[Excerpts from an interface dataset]
= Beginning of Section =

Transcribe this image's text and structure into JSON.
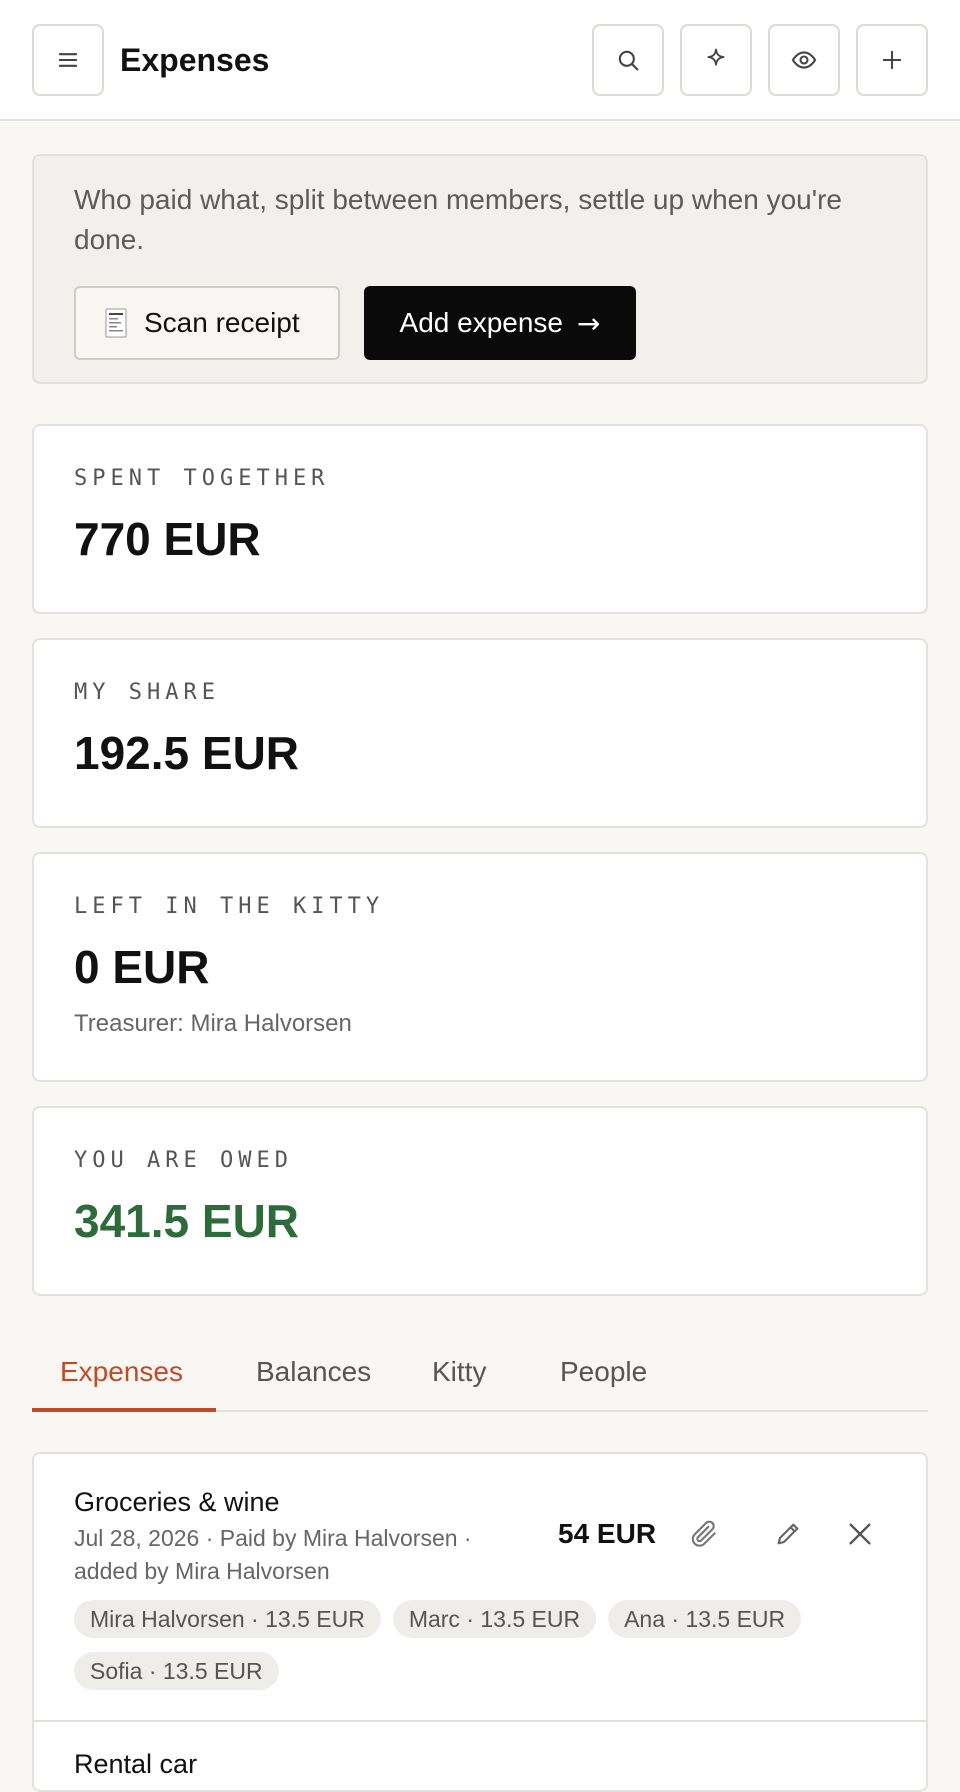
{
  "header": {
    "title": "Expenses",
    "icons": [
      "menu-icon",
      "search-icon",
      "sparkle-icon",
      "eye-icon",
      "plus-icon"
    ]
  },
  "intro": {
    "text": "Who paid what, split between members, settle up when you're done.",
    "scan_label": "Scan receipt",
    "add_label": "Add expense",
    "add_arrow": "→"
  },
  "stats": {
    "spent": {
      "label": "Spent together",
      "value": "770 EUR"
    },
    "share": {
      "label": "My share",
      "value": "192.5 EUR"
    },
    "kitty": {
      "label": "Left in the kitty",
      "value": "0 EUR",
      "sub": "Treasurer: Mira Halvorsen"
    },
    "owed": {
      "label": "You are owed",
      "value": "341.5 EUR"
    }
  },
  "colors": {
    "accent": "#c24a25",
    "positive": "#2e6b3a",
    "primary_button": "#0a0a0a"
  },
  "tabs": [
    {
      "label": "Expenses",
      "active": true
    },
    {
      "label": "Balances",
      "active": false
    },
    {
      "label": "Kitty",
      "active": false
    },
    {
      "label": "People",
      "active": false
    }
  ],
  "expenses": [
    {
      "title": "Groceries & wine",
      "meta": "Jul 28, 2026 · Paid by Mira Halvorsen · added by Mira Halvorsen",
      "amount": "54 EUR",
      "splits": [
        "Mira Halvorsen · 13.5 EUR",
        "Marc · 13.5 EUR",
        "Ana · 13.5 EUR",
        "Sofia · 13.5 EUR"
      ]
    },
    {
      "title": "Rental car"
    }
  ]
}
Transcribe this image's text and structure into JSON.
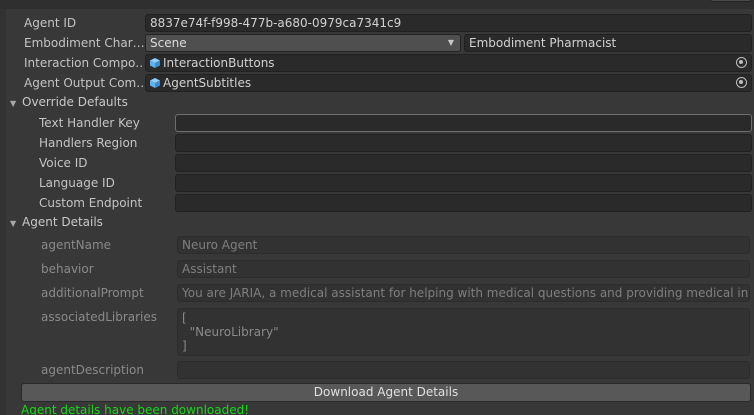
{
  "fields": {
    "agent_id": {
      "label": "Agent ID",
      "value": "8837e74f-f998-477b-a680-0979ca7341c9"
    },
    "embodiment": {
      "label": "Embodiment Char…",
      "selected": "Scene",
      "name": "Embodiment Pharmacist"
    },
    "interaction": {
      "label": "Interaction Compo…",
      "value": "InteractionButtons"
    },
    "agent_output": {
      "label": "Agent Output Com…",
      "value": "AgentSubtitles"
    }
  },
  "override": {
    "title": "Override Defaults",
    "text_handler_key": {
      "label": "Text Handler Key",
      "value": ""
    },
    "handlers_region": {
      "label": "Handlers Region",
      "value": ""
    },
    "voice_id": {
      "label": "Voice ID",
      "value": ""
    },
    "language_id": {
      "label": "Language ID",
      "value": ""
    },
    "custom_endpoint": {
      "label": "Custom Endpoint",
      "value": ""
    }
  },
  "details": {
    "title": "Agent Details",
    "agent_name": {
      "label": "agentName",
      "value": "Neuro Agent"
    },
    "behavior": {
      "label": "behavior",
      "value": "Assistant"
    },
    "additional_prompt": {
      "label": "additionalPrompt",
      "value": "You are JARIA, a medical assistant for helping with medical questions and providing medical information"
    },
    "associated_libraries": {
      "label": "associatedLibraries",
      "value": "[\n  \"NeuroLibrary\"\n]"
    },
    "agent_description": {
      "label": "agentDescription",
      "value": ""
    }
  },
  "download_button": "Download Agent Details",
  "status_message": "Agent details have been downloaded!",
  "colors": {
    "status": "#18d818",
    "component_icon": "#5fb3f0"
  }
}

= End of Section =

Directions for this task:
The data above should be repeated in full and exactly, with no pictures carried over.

Solution for this problem:
Transcribe this image's text and structure into JSON.
{
  "header": {
    "title": "Expenses",
    "icons": [
      "menu-icon",
      "search-icon",
      "sparkle-icon",
      "eye-icon",
      "plus-icon"
    ]
  },
  "intro": {
    "text": "Who paid what, split between members, settle up when you're done.",
    "scan_label": "Scan receipt",
    "add_label": "Add expense",
    "add_arrow": "→"
  },
  "stats": {
    "spent": {
      "label": "Spent together",
      "value": "770 EUR"
    },
    "share": {
      "label": "My share",
      "value": "192.5 EUR"
    },
    "kitty": {
      "label": "Left in the kitty",
      "value": "0 EUR",
      "sub": "Treasurer: Mira Halvorsen"
    },
    "owed": {
      "label": "You are owed",
      "value": "341.5 EUR"
    }
  },
  "colors": {
    "accent": "#c24a25",
    "positive": "#2e6b3a",
    "primary_button": "#0a0a0a"
  },
  "tabs": [
    {
      "label": "Expenses",
      "active": true
    },
    {
      "label": "Balances",
      "active": false
    },
    {
      "label": "Kitty",
      "active": false
    },
    {
      "label": "People",
      "active": false
    }
  ],
  "expenses": [
    {
      "title": "Groceries & wine",
      "meta": "Jul 28, 2026 · Paid by Mira Halvorsen · added by Mira Halvorsen",
      "amount": "54 EUR",
      "splits": [
        "Mira Halvorsen · 13.5 EUR",
        "Marc · 13.5 EUR",
        "Ana · 13.5 EUR",
        "Sofia · 13.5 EUR"
      ]
    },
    {
      "title": "Rental car"
    }
  ]
}
Transcribe this image's text and structure into JSON.
{
  "fields": {
    "agent_id": {
      "label": "Agent ID",
      "value": "8837e74f-f998-477b-a680-0979ca7341c9"
    },
    "embodiment": {
      "label": "Embodiment Char…",
      "selected": "Scene",
      "name": "Embodiment Pharmacist"
    },
    "interaction": {
      "label": "Interaction Compo…",
      "value": "InteractionButtons"
    },
    "agent_output": {
      "label": "Agent Output Com…",
      "value": "AgentSubtitles"
    }
  },
  "override": {
    "title": "Override Defaults",
    "text_handler_key": {
      "label": "Text Handler Key",
      "value": ""
    },
    "handlers_region": {
      "label": "Handlers Region",
      "value": ""
    },
    "voice_id": {
      "label": "Voice ID",
      "value": ""
    },
    "language_id": {
      "label": "Language ID",
      "value": ""
    },
    "custom_endpoint": {
      "label": "Custom Endpoint",
      "value": ""
    }
  },
  "details": {
    "title": "Agent Details",
    "agent_name": {
      "label": "agentName",
      "value": "Neuro Agent"
    },
    "behavior": {
      "label": "behavior",
      "value": "Assistant"
    },
    "additional_prompt": {
      "label": "additionalPrompt",
      "value": "You are JARIA, a medical assistant for helping with medical questions and providing medical information"
    },
    "associated_libraries": {
      "label": "associatedLibraries",
      "value": "[\n  \"NeuroLibrary\"\n]"
    },
    "agent_description": {
      "label": "agentDescription",
      "value": ""
    }
  },
  "download_button": "Download Agent Details",
  "status_message": "Agent details have been downloaded!",
  "colors": {
    "status": "#18d818",
    "component_icon": "#5fb3f0"
  }
}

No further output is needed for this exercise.